This beau­ti­fully crafted Ir­ish co-production, much of it filmed on the New­bridge Es­tate in Co Dublin, leaves the viewer in no doubt that Su­san is a vic­tim of cir­cum­stance. Left rel­a­tively pen­ni­less in a so­ci­ety where woman are still seen as prop­erty, she is forced to rely on her peer­less wits to fash­ion a life worth liv­ing.

Beck­in­sale re­tains a gim­leteyed de­ter­mi­na­tion through­out, but the script leaves us in no doubt that Lady Su­san fights as much for sur­vival as dom­i­na­tion. “We don’t live; we visit,” she tells her daugh­ter at one point.

Nonethe­less, both Still­man and Austen (Still­ten? Aust­man?) rel­ish their char­ac­ter’s highly cre­ative amoral­ity. The quotable lines fire out at such a pace that it is al­most im­possi- ble to keep up. In­deed, at times, the fire-hose of cyn­i­cal apho­risms sug­gest high screw­ball such as His Girl Fri­day rather than Still­man’s more stud­ied com­edy.

“Too old to be gov­ern­able, too young to die,” Su­san says of a mid­dle-aged hus­band. “The fees are too high to even think of pay­ing, so, in a sense, it’s an econ­omy,” she re­marks when pre­sented with a bill from her daugh­ter’s school. You’ll want to write these down. You’ll want to see the film again.

Love & Friend­ship is hand­some with­out in­dulging in pe­riod porn or the an­tique earth­i­ness we got in Joe Wright’s Pride & Prej­u­dice. Eimer Ni Mhaoldomh­naigh’s costumes are pre­dictably smart (in both senses of the word). There is great sup­port from lo­cal play­ers such as Kelly Camp­bell and Ross Mac Ma­hon. The whole project sings sweetly, like cut glass tapped by sil­ver.

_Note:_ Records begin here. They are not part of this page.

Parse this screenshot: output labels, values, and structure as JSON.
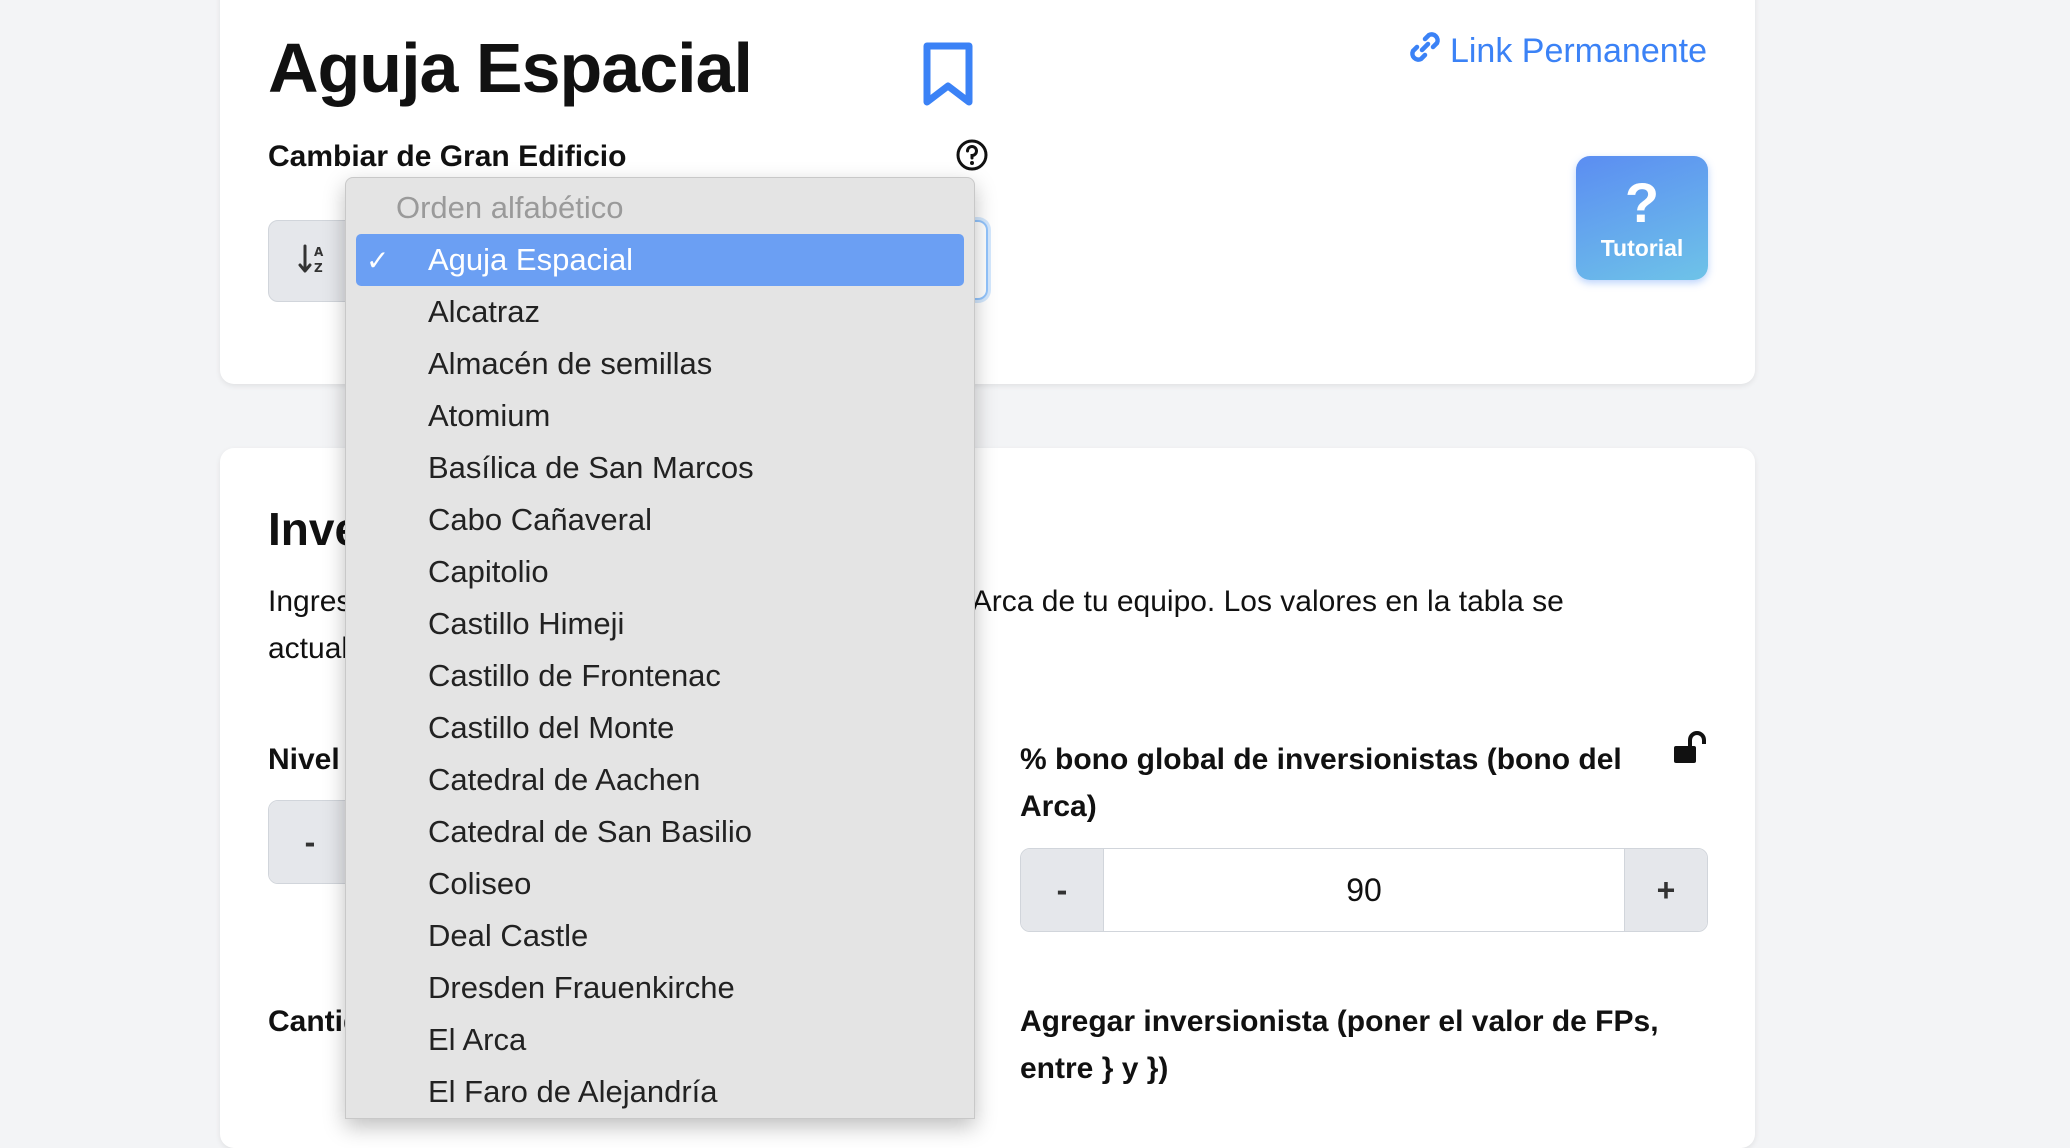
{
  "header": {
    "title": "Aguja Espacial",
    "permalink_label": "Link Permanente",
    "tutorial_label": "Tutorial",
    "change_gb_label": "Cambiar de Gran Edificio"
  },
  "dropdown": {
    "group_label": "Orden alfabético",
    "selected": "Aguja Espacial",
    "options": [
      "Aguja Espacial",
      "Alcatraz",
      "Almacén de semillas",
      "Atomium",
      "Basílica de San Marcos",
      "Cabo Cañaveral",
      "Capitolio",
      "Castillo Himeji",
      "Castillo de Frontenac",
      "Castillo del Monte",
      "Catedral de Aachen",
      "Catedral de San Basilio",
      "Coliseo",
      "Deal Castle",
      "Dresden Frauenkirche",
      "El Arca",
      "El Faro de Alejandría"
    ]
  },
  "main": {
    "section_title": "Inversionistas",
    "description": "Ingresa el nivel del Gran Edificio y el bono global del Arca de tu equipo. Los valores en la tabla se actualizan automáticamente.",
    "level_label": "Nivel",
    "arc_bonus_label": "% bono global de inversionistas (bono del Arca)",
    "arc_bonus_value": "90",
    "minus_label": "-",
    "plus_label": "+",
    "fp_quantity_label": "Cantidad de FPs propios",
    "add_investor_label": "Agregar inversionista (poner el valor de FPs, entre } y })"
  },
  "colors": {
    "accent": "#3b82f6",
    "selected_option": "#6b9ff3",
    "tutorial_gradient_start": "#5b8df2",
    "tutorial_gradient_end": "#6ec3e8"
  },
  "icons": [
    "bookmark-icon",
    "link-icon",
    "question-circle-icon",
    "sort-alpha-icon",
    "unlock-icon"
  ]
}
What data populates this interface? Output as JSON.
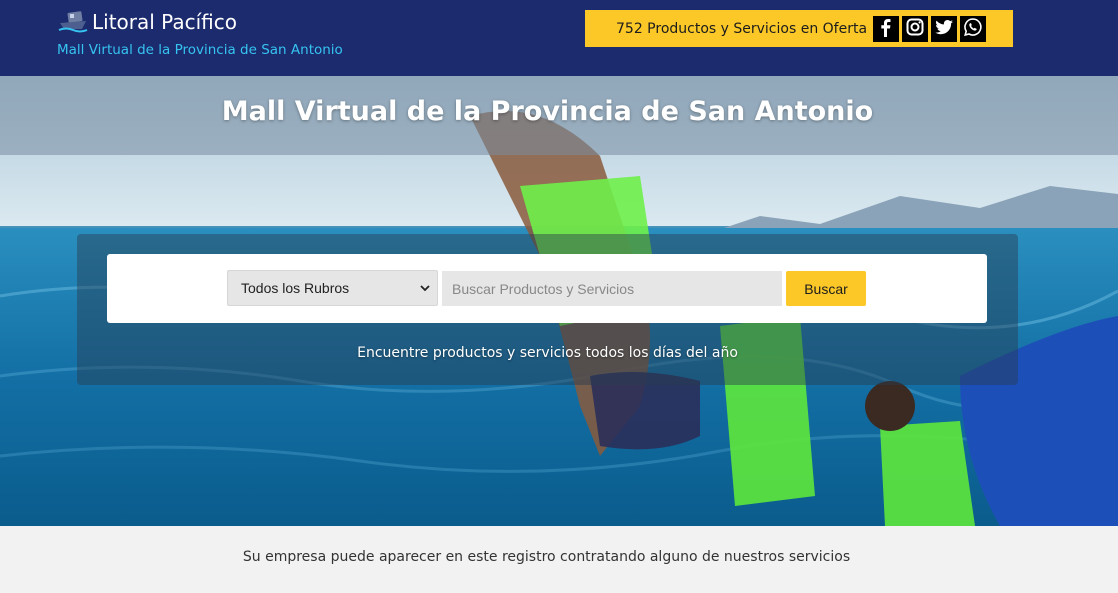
{
  "header": {
    "brand_title": "Litoral Pacífico",
    "brand_subtitle": "Mall Virtual de la Provincia de San Antonio",
    "offer_text": "752 Productos y Servicios en Oferta",
    "social": [
      {
        "icon": "facebook-icon"
      },
      {
        "icon": "instagram-icon"
      },
      {
        "icon": "twitter-icon"
      },
      {
        "icon": "whatsapp-icon"
      }
    ]
  },
  "hero": {
    "title": "Mall Virtual de la Provincia de San Antonio",
    "search": {
      "category_selected": "Todos los Rubros",
      "placeholder": "Buscar Productos y Servicios",
      "button_label": "Buscar"
    },
    "caption": "Encuentre productos y servicios todos los días del año"
  },
  "footer": {
    "text": "Su empresa puede aparecer en este registro contratando alguno de nuestros servicios"
  },
  "colors": {
    "header_bg": "#1b2b6e",
    "accent_yellow": "#fcc828",
    "subtitle_cyan": "#36c3f0"
  }
}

A de­light.

Newspapers in English

Newspapers from Ireland

© PressReader. All rights reserved.